  • Print out or keep copies of completed forms in case you need to complain or make a claim in the future. If you discover that you have bought PPI online but did not ask for it or require it you should first complain to the firm that sold you the policy to give them a chance to put things right. If you are not happy with the outcome you may be able to take the complaint to a financial services ombudsman or a regulatory authority.
  • Find out whether the firm is giving you advice. If not, consider whether you need advice. Getting advice means that the firm should recommend a PPI or other policy that is suitable for you and clearly meets your needs.
  • Find out whether you are paying for the policy by a single or regular premium. If you buy a single premium policy you will pay a lump sum of, for example, 3 or 5 years' worth of premiums in advance. This amount is added to the sum you borrow and attracts interest so you will be paying more over the long run.
  • Check whether the PPI cover lasts for the length of the loan. Some policies do not always last as long as the term of the loan. For example you may have a 15 year loan but the PPI policy may only cover you for the first 5 years. Think about how you will protect your repayments after the policy has ended but you are still paying back the loan.
  • Check if you would have to continue to pay for PPI if you take it out at the same time as a loan but then you repay the loan early.

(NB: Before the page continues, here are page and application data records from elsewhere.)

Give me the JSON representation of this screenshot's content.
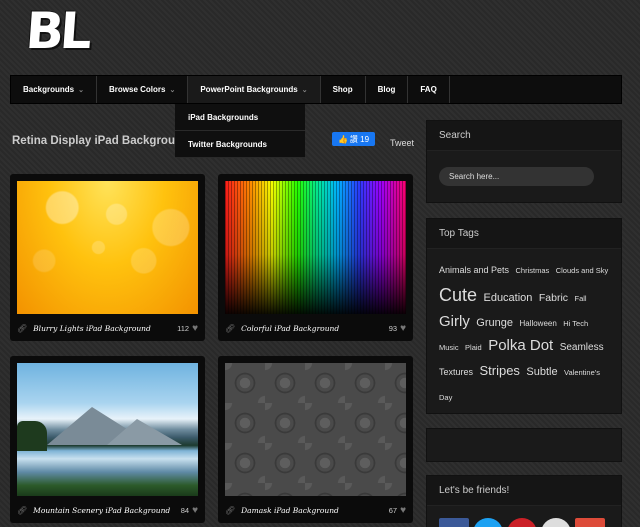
{
  "logo": {
    "text": "BL"
  },
  "nav": {
    "items": [
      {
        "label": "Backgrounds",
        "dropdown": true
      },
      {
        "label": "Browse Colors",
        "dropdown": true
      },
      {
        "label": "PowerPoint Backgrounds",
        "dropdown": true
      },
      {
        "label": "Shop",
        "dropdown": false
      },
      {
        "label": "Blog",
        "dropdown": false
      },
      {
        "label": "FAQ",
        "dropdown": false
      }
    ],
    "open_dropdown": [
      {
        "label": "iPad Backgrounds"
      },
      {
        "label": "Twitter Backgrounds"
      }
    ]
  },
  "page": {
    "title": "Retina Display iPad Backgrounds",
    "like_label": "讚 19",
    "tweet_label": "Tweet"
  },
  "cards": [
    {
      "title": "Blurry Lights iPad Background",
      "likes": "112"
    },
    {
      "title": "Colorful iPad Background",
      "likes": "93"
    },
    {
      "title": "Mountain Scenery iPad Background",
      "likes": "84"
    },
    {
      "title": "Damask iPad Background",
      "likes": "67"
    }
  ],
  "sidebar": {
    "search": {
      "title": "Search",
      "placeholder": "Search here..."
    },
    "tags": {
      "title": "Top Tags",
      "items": [
        {
          "label": "Animals and Pets",
          "size": 9
        },
        {
          "label": "Christmas",
          "size": 7.5
        },
        {
          "label": "Clouds and Sky",
          "size": 7.5
        },
        {
          "label": "Cute",
          "size": 18
        },
        {
          "label": "Education",
          "size": 11
        },
        {
          "label": "Fabric",
          "size": 10.5
        },
        {
          "label": "Fall",
          "size": 7.5
        },
        {
          "label": "Girly",
          "size": 15
        },
        {
          "label": "Grunge",
          "size": 11
        },
        {
          "label": "Halloween",
          "size": 8
        },
        {
          "label": "Hi Tech",
          "size": 7.5
        },
        {
          "label": "Music",
          "size": 7.5
        },
        {
          "label": "Plaid",
          "size": 7.5
        },
        {
          "label": "Polka Dot",
          "size": 15
        },
        {
          "label": "Seamless",
          "size": 10
        },
        {
          "label": "Textures",
          "size": 9
        },
        {
          "label": "Stripes",
          "size": 13
        },
        {
          "label": "Subtle",
          "size": 11
        },
        {
          "label": "Valentine's Day",
          "size": 7.5
        }
      ]
    },
    "friends": {
      "title": "Let's be friends!",
      "icons": [
        {
          "name": "facebook-icon",
          "glyph": "f",
          "color": "#3b5998"
        },
        {
          "name": "twitter-icon",
          "glyph": "t",
          "color": "#1da1f2"
        },
        {
          "name": "pinterest-icon",
          "glyph": "P",
          "color": "#cb2027"
        },
        {
          "name": "rss-icon",
          "glyph": "◉",
          "color": "#dddddd"
        },
        {
          "name": "googleplus-icon",
          "glyph": "g+",
          "color": "#dd4b39"
        }
      ]
    }
  }
}
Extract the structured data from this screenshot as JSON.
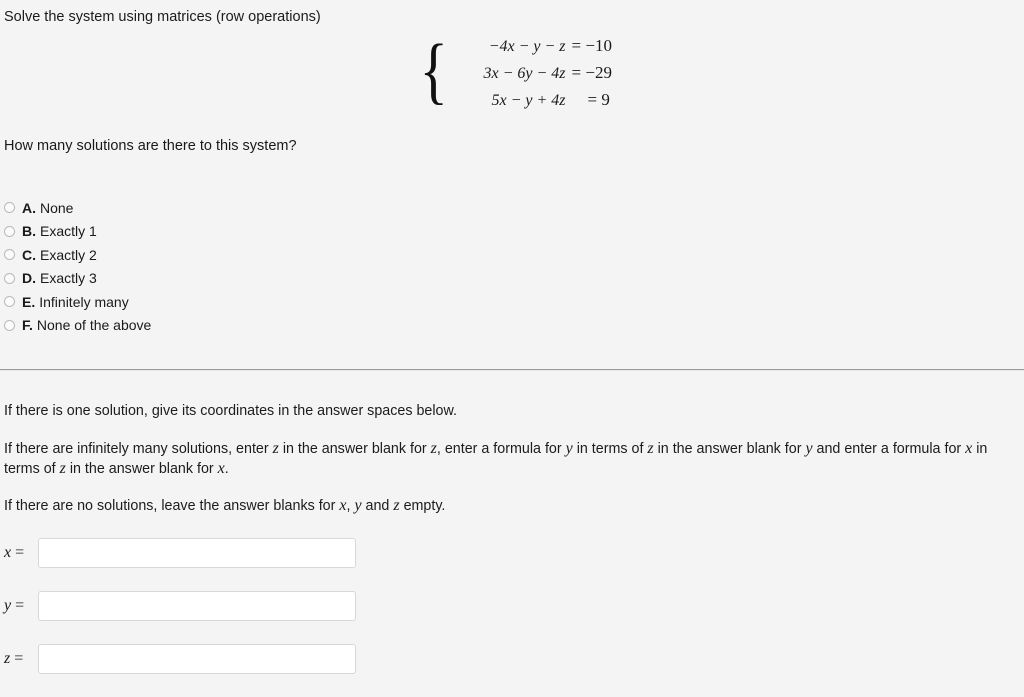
{
  "prompt": {
    "title": "Solve the system using matrices (row operations)",
    "question": "How many solutions are there to this system?"
  },
  "system": {
    "brace": "{",
    "equations": [
      {
        "lhs": "−4x − y − z",
        "rhs": "= −10"
      },
      {
        "lhs": "3x − 6y − 4z",
        "rhs": "= −29"
      },
      {
        "lhs": "5x − y + 4z",
        "rhs": "= 9"
      }
    ]
  },
  "options": [
    {
      "letter": "A.",
      "label": "None",
      "selected": false
    },
    {
      "letter": "B.",
      "label": "Exactly 1",
      "selected": false
    },
    {
      "letter": "C.",
      "label": "Exactly 2",
      "selected": false
    },
    {
      "letter": "D.",
      "label": "Exactly 3",
      "selected": false
    },
    {
      "letter": "E.",
      "label": "Infinitely many",
      "selected": false
    },
    {
      "letter": "F.",
      "label": "None of the above",
      "selected": false
    }
  ],
  "instructions": {
    "p1": "If there is one solution, give its coordinates in the answer spaces below.",
    "p2_a": "If there are infinitely many solutions, enter ",
    "p2_v1": "z",
    "p2_b": " in the answer blank for ",
    "p2_v2": "z",
    "p2_c": ", enter a formula for ",
    "p2_v3": "y",
    "p2_d": " in terms of ",
    "p2_v4": "z",
    "p2_e": " in the answer blank for ",
    "p2_v5": "y",
    "p2_f": " and enter a formula for ",
    "p2_v6": "x",
    "p2_g": " in terms of ",
    "p2_v7": "z",
    "p2_h": " in the answer blank for ",
    "p2_v8": "x",
    "p2_i": ".",
    "p3_a": "If there are no solutions, leave the answer blanks for ",
    "p3_v1": "x",
    "p3_b": ", ",
    "p3_v2": "y",
    "p3_c": " and ",
    "p3_v3": "z",
    "p3_d": " empty."
  },
  "answers": [
    {
      "name": "x",
      "var": "x",
      "equals": " =",
      "value": "",
      "placeholder": ""
    },
    {
      "name": "y",
      "var": "y",
      "equals": " =",
      "value": "",
      "placeholder": ""
    },
    {
      "name": "z",
      "var": "z",
      "equals": " =",
      "value": "",
      "placeholder": ""
    }
  ],
  "colors": {
    "background": "#f4f4f4",
    "text": "#1c1c1c",
    "divider": "#9a9a9a",
    "input_border": "#d8d8d8",
    "input_background": "#ffffff",
    "radio_border": "#b9b9b9"
  }
}
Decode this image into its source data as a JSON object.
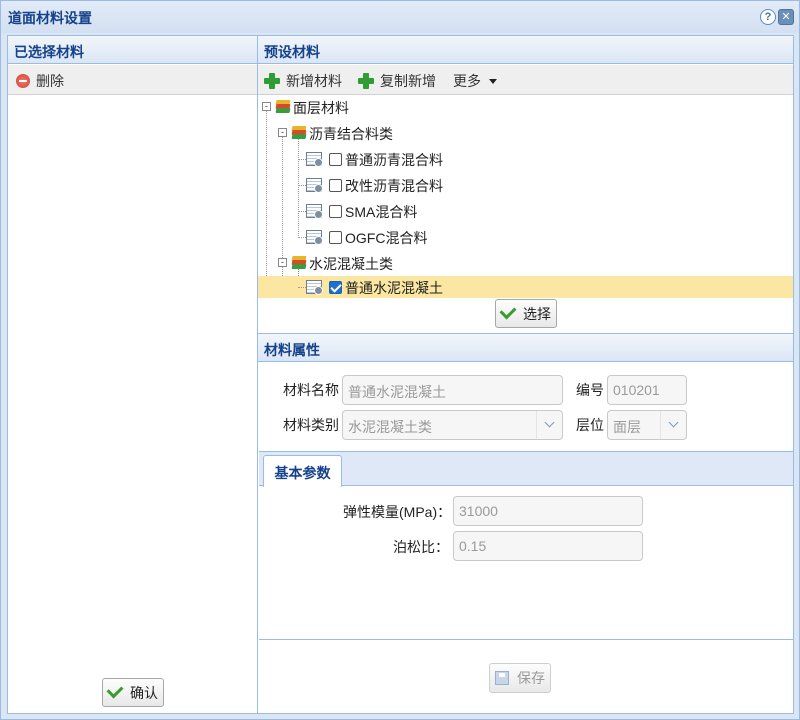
{
  "window": {
    "title": "道面材料设置",
    "help_symbol": "?",
    "close_symbol": "✕"
  },
  "left_panel": {
    "title": "已选择材料",
    "delete_label": "删除",
    "confirm_label": "确认"
  },
  "preset_panel": {
    "title": "预设材料",
    "toolbar": {
      "add_label": "新增材料",
      "copy_add_label": "复制新增",
      "more_label": "更多"
    },
    "tree": {
      "root": "面层材料",
      "group1": "沥青结合料类",
      "group1_items": [
        "普通沥青混合料",
        "改性沥青混合料",
        "SMA混合料",
        "OGFC混合料"
      ],
      "group2": "水泥混凝土类",
      "group2_items": [
        "普通水泥混凝土"
      ],
      "checked_item": "普通水泥混凝土"
    },
    "select_label": "选择"
  },
  "props_panel": {
    "title": "材料属性",
    "name_label": "材料名称",
    "name_value": "普通水泥混凝土",
    "code_label": "编号",
    "code_value": "010201",
    "category_label": "材料类别",
    "category_value": "水泥混凝土类",
    "layer_label": "层位",
    "layer_value": "面层",
    "tab_basic": "基本参数",
    "modulus_label": "弹性模量(MPa)：",
    "modulus_value": "31000",
    "poisson_label": "泊松比：",
    "poisson_value": "0.15",
    "save_label": "保存"
  },
  "colors": {
    "header_text": "#15428b",
    "border": "#99bbe8",
    "selected_row": "#fbe7a1",
    "add_icon": "#2f9d34",
    "delete_icon": "#d33c2c"
  },
  "icons": {
    "delete": "minus-circle-icon",
    "add": "plus-icon",
    "copy_add": "plus-icon",
    "layers": "layers-icon",
    "material": "sheet-gear-icon",
    "confirm": "check-icon",
    "save": "save-icon"
  }
}
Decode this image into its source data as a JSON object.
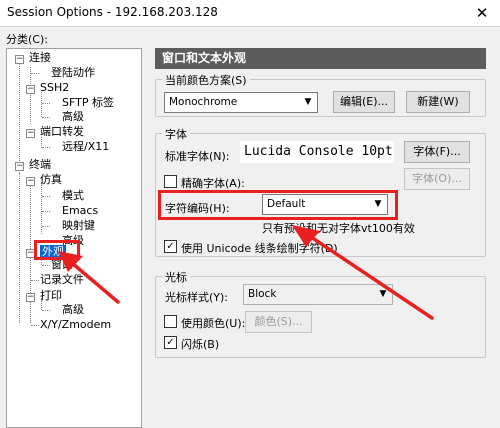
{
  "window": {
    "title": "Session Options - 192.168.203.128",
    "close_glyph": "✕"
  },
  "category_label": "分类(C):",
  "tree": [
    "连接",
    "登陆动作",
    "SSH2",
    "SFTP 标签",
    "高级",
    "端口转发",
    "远程/X11",
    "终端",
    "仿真",
    "模式",
    "Emacs",
    "映射键",
    "高级",
    "外观",
    "窗口",
    "记录文件",
    "打印",
    "高级",
    "X/Y/Zmodem"
  ],
  "header": "窗口和文本外观",
  "scheme": {
    "group_label": "当前颜色方案(S)",
    "selected": "Monochrome",
    "edit_button": "编辑(E)...",
    "new_button": "新建(W)"
  },
  "font": {
    "group_label": "字体",
    "standard_label": "标准字体(N):",
    "standard_value": "Lucida Console 10pt",
    "font_button": "字体(F)...",
    "precise_label": "精确字体(A):",
    "font_button_disabled": "字体(O)...",
    "encoding_label": "字符编码(H):",
    "encoding_value": "Default",
    "hint": "只有预设和无对字体vt100有效",
    "unicode_label": "使用 Unicode 线条绘制字符(D)"
  },
  "cursor": {
    "group_label": "光标",
    "style_label": "光标样式(Y):",
    "style_value": "Block",
    "use_color_label": "使用颜色(U):",
    "color_button": "颜色(S)...",
    "blink_label": "闪烁(B)"
  },
  "colors": {
    "selection": "#0a64d6",
    "header_bg": "#5c5c5c",
    "annotation": "#e82020"
  }
}
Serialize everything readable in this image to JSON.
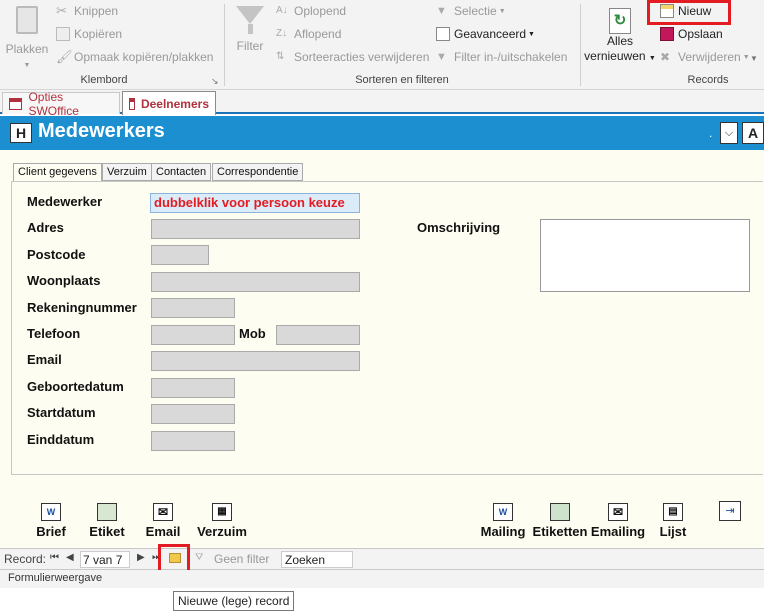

  • Think about what you would do if the claims payments stop (usually after 12 months) and you are still unable to work. How would you repay the rest of your loan?
  • Check to see what you will and will not be covered for e.g. any exclusions or limitations relating to the nature of your employment or your medical history.
  • Check whether payments from a PPI policy would affect the benefits that could be paid from other protection insurance that you may already have.
  • Check what you would get back if you cancel the policy or repay the loan early.
  • Shop around and compare the features and costs of PPI products.

Issues relating to the sale of PPI products in the UK
In recent years, there have been some significant issues with payment protection insurance policies being mis-sold. In general terms, this means that PPI policies have often been sold to customers who either; did not need the cover; were not asked whether they wanted PPI; or were sold a PPI policy that was not aligned with the type of debt or financial commitment that they entered into at the time they were sold the PPI product.

The Financial Services Authority (FSA), the financial services regulator in the UK, has proposed a package of measures to reform the PPI market and protect consumers. The aim of these measures is to ensure that customers are treated better when buying payment protection insurance and treated more fairly when complaining about it.